TASK OBJECTIVE
Go through the records and copy each line where the string "sensitive" occurs.
- Opening Delimiter -
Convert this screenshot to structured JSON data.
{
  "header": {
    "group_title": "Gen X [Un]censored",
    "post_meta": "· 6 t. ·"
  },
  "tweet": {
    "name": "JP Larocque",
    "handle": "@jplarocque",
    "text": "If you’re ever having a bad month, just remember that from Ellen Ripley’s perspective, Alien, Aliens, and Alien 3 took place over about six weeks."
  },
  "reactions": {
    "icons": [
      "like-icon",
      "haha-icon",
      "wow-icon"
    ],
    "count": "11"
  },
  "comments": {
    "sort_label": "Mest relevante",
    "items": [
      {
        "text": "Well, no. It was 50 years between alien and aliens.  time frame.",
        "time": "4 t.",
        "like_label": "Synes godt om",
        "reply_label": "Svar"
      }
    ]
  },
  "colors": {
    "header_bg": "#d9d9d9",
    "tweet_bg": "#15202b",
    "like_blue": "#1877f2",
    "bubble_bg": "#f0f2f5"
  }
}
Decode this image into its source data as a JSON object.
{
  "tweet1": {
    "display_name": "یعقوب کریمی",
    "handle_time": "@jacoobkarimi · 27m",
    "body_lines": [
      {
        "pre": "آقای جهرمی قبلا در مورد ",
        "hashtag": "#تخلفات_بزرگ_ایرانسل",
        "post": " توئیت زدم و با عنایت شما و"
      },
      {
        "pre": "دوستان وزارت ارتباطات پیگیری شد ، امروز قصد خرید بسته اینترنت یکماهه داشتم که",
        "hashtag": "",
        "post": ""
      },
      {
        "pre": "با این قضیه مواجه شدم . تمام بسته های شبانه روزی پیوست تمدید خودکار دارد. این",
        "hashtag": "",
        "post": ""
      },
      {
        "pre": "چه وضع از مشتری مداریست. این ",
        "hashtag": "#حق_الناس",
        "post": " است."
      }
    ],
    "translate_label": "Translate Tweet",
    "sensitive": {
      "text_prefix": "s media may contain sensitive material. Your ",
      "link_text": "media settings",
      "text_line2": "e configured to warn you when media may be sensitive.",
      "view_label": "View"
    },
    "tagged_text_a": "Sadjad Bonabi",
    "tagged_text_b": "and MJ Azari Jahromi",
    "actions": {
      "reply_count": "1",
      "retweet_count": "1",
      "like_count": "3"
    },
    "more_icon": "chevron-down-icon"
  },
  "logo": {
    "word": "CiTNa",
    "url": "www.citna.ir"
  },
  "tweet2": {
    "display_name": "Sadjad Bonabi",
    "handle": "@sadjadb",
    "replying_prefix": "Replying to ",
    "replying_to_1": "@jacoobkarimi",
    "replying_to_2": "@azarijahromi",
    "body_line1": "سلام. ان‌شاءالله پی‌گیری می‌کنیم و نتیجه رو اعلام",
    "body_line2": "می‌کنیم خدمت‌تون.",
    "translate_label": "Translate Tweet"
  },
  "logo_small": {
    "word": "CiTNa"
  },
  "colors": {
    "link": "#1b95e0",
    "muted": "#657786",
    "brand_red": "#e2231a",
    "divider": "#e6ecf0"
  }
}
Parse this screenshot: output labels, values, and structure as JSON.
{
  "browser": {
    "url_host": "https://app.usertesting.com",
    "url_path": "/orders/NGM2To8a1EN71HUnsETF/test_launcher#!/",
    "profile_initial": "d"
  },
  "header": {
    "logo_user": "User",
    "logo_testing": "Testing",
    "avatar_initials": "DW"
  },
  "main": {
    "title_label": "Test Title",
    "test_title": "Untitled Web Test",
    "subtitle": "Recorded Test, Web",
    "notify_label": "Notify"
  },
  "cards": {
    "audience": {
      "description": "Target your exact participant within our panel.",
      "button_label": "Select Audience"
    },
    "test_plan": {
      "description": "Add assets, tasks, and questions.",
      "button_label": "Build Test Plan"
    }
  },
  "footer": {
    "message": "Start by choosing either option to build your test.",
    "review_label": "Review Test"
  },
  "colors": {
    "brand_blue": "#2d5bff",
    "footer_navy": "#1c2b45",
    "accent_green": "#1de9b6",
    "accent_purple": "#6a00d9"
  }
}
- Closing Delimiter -
SOLUTION FOR THIS EXERCISE
    "sensitive": {
      "text_prefix": "s media may contain sensitive material. Your ",
      "text_line2": "e configured to warn you when media may be sensitive.",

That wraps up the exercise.